WHAT TO DO →
Nothing in the records that follow should differ once you have copied them out.

EXTRACTED INFORMATION →
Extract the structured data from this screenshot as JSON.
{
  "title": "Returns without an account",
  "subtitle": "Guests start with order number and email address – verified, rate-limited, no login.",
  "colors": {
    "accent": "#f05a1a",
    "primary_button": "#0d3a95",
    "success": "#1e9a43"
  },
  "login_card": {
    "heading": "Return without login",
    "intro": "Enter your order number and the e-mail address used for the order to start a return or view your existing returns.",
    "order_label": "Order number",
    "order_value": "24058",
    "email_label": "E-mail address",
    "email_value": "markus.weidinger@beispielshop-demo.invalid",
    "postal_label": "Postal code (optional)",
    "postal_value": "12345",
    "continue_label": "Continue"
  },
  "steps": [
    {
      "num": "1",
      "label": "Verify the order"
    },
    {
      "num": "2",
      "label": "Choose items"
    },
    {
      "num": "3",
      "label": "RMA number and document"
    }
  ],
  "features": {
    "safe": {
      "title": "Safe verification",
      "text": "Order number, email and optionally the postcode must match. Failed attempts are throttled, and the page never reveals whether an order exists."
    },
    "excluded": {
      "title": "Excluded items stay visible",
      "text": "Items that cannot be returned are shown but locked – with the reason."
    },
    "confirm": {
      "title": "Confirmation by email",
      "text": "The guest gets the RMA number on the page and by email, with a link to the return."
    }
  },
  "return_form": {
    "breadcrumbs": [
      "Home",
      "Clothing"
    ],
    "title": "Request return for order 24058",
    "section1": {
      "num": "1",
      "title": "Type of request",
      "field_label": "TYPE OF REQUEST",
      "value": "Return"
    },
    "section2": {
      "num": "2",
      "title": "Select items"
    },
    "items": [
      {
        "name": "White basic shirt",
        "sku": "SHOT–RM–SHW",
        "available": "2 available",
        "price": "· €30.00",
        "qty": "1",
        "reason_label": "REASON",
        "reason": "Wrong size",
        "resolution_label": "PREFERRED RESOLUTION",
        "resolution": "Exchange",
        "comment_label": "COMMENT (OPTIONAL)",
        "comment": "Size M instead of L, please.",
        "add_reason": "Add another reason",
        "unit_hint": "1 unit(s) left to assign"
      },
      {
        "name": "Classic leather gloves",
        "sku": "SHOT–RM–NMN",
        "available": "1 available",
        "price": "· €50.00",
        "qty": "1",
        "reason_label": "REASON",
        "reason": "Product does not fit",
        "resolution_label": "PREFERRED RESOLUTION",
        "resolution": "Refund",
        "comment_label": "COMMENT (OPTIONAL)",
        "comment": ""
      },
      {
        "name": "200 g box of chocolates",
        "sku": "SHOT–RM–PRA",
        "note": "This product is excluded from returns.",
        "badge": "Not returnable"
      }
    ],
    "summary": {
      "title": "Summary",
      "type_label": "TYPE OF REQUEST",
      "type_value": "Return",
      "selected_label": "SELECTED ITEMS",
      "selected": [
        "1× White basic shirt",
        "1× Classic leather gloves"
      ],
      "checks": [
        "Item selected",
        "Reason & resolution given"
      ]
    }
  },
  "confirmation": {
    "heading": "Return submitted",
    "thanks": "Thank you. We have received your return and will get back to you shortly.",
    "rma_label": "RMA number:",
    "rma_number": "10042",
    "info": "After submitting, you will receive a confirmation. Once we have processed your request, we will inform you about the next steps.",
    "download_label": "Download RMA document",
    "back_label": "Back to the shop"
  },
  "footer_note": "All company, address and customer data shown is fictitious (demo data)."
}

SOLUTION FOR THIS EXERCISE →
Extract the structured data from this screenshot as JSON.
{
  "title": "Returns without an account",
  "subtitle": "Guests start with order number and email address – verified, rate-limited, no login.",
  "colors": {
    "accent": "#f05a1a",
    "primary_button": "#0d3a95",
    "success": "#1e9a43"
  },
  "login_card": {
    "heading": "Return without login",
    "intro": "Enter your order number and the e-mail address used for the order to start a return or view your existing returns.",
    "order_label": "Order number",
    "order_value": "24058",
    "email_label": "E-mail address",
    "email_value": "markus.weidinger@beispielshop-demo.invalid",
    "postal_label": "Postal code (optional)",
    "postal_value": "12345",
    "continue_label": "Continue"
  },
  "steps": [
    {
      "num": "1",
      "label": "Verify the order"
    },
    {
      "num": "2",
      "label": "Choose items"
    },
    {
      "num": "3",
      "label": "RMA number and document"
    }
  ],
  "features": {
    "safe": {
      "title": "Safe verification",
      "text": "Order number, email and optionally the postcode must match. Failed attempts are throttled, and the page never reveals whether an order exists."
    },
    "excluded": {
      "title": "Excluded items stay visible",
      "text": "Items that cannot be returned are shown but locked – with the reason."
    },
    "confirm": {
      "title": "Confirmation by email",
      "text": "The guest gets the RMA number on the page and by email, with a link to the return."
    }
  },
  "return_form": {
    "breadcrumbs": [
      "Home",
      "Clothing"
    ],
    "title": "Request return for order 24058",
    "section1": {
      "num": "1",
      "title": "Type of request",
      "field_label": "TYPE OF REQUEST",
      "value": "Return"
    },
    "section2": {
      "num": "2",
      "title": "Select items"
    },
    "items": [
      {
        "name": "White basic shirt",
        "sku": "SHOT–RM–SHW",
        "available": "2 available",
        "price": "· €30.00",
        "qty": "1",
        "reason_label": "REASON",
        "reason": "Wrong size",
        "resolution_label": "PREFERRED RESOLUTION",
        "resolution": "Exchange",
        "comment_label": "COMMENT (OPTIONAL)",
        "comment": "Size M instead of L, please.",
        "add_reason": "Add another reason",
        "unit_hint": "1 unit(s) left to assign"
      },
      {
        "name": "Classic leather gloves",
        "sku": "SHOT–RM–NMN",
        "available": "1 available",
        "price": "· €50.00",
        "qty": "1",
        "reason_label": "REASON",
        "reason": "Product does not fit",
        "resolution_label": "PREFERRED RESOLUTION",
        "resolution": "Refund",
        "comment_label": "COMMENT (OPTIONAL)",
        "comment": ""
      },
      {
        "name": "200 g box of chocolates",
        "sku": "SHOT–RM–PRA",
        "note": "This product is excluded from returns.",
        "badge": "Not returnable"
      }
    ],
    "summary": {
      "title": "Summary",
      "type_label": "TYPE OF REQUEST",
      "type_value": "Return",
      "selected_label": "SELECTED ITEMS",
      "selected": [
        "1× White basic shirt",
        "1× Classic leather gloves"
      ],
      "checks": [
        "Item selected",
        "Reason & resolution given"
      ]
    }
  },
  "confirmation": {
    "heading": "Return submitted",
    "thanks": "Thank you. We have received your return and will get back to you shortly.",
    "rma_label": "RMA number:",
    "rma_number": "10042",
    "info": "After submitting, you will receive a confirmation. Once we have processed your request, we will inform you about the next steps.",
    "download_label": "Download RMA document",
    "back_label": "Back to the shop"
  },
  "footer_note": "All company, address and customer data shown is fictitious (demo data)."
}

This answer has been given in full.